These snobs could also be called the “Street Fighter is the only fighting game series that I respect” snobs. Games like Super Smash Bros, Mortal Kombat, Injustice, and Marvel vs. Capcom are constantly ridiculed by these snobs for not being tournament worthy/ not being enough like Street Fighter. Despite their complaints, they still play all these games, and are ready to trounce you online while complaining about how badly designed these games are that allow them to perform infinite combos on you.

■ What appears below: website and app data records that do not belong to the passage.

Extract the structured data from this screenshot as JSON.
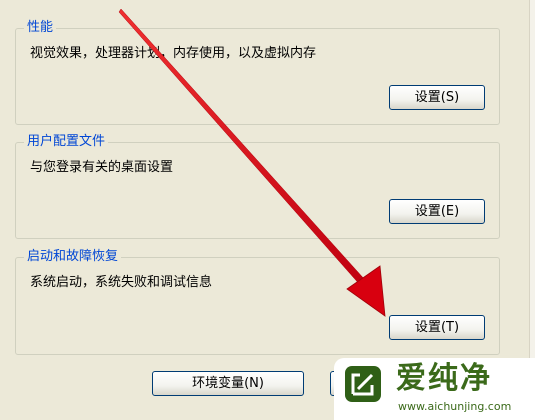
{
  "performance": {
    "legend": "性能",
    "description": "视觉效果，处理器计划，内存使用，以及虚拟内存",
    "button": "设置(S)"
  },
  "user_profiles": {
    "legend": "用户配置文件",
    "description": "与您登录有关的桌面设置",
    "button": "设置(E)"
  },
  "startup_recovery": {
    "legend": "启动和故障恢复",
    "description": "系统启动，系统失败和调试信息",
    "button": "设置(T)"
  },
  "footer": {
    "env_button": "环境变量(N)"
  },
  "watermark": {
    "title": "爱纯净",
    "url": "www.aichunjing.com",
    "color": "#3b6a1a"
  },
  "annotation": {
    "arrow_color": "#d8000f",
    "target": "设置(T)"
  }
}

These snobs are so elitist that they even made up their own terminology. Instead of calling buttons by their names, they insist on calling them by numbers, or even more confusingly, by letters that aren’t the real letters on the buttons. People generally know how to translate the buttons from port to port, why confuse things by adding more terms to translate? They’ll also say things like “frame-trap”, “vortex”, “reset”, and feel glee when nobody else knows what the hell they’re talking about.
My time in ranked Injustice matches has led me to get particularly sick of this type of snob. They’ll complain if they lose to someone who uses basic tactics or even the game’s interactable objects (“that’s not in SF, that’s shenanigans!”) But these features that help level the playing field are part of why why I like Injustice. Some of the over-powered (OP if you’re in the know) special moves and the heavily damaging interactable objects give us normal people who don’t train for hours a day to learn huge combos a fighting chance against these crazies.
I must admit that I do agree with them in some cases, mostly that projectile spammers are lame. Aside from their sometimes justifiable crusade against cheap tactics, fighting game snobs are some of the worst in gaming and need to realize that skill in executing complex combos should not necessarily be the only thing that should determine who wins a fight in every fighting game.
1.PC Gaming Snobs
It seems that it is impossible to visit a gaming website without coming across these worst snobs of gaming. Under every video you’ll find comments like: “This video sux, its clearly recorded from a crappy console!” “My PC is already 20 bajillion times more powerful than your pitiful ‘next gen.'” “PC is the superior race!” “GTA V is the worst game ever because it isn’t on PC!”
These snobs are probably the most outspoken group on the internet. They are so surly one can only assume that they are trying to justify their choice of being a PC gamer in the first place. It takes money, frequent updates, tweaking, and a fair amount of tacit knowledge to actually have a gaming rig that consistently outperforms game consoles. Due to all of this work, PC snobs seem to overvalue graphical flourishes like anti-aliasing and particle effects and will bash console videos and screenshots that don’t have these minor details.
Consoles will be the focus of the game industry for the foreseeable future. The closed OS, money-making networks, and the fact that piracy is less rampant on them than on PCs mean that almost all games will be made in a console-first fashion. Console gamers make the valid choice to pay for a system once and forget about hardware for a generation. It is convenient and usually cheaper. PC gamers need to realize that few others want to undertake the rig-building that they do.
Not everyone wants to spend that much time and money for a sometimes marginal improvement in graphics while (legally) missing out on some great console exclusives. PC gamers value bleeding-edge technology and prefer a mouse and keyboard to controllers. They simply have different priorities than the more convenience-focused console gamers. That’s fine and well, but when they rail against the mainstream console market so much, you can’t help but wonder why they seem so bitter.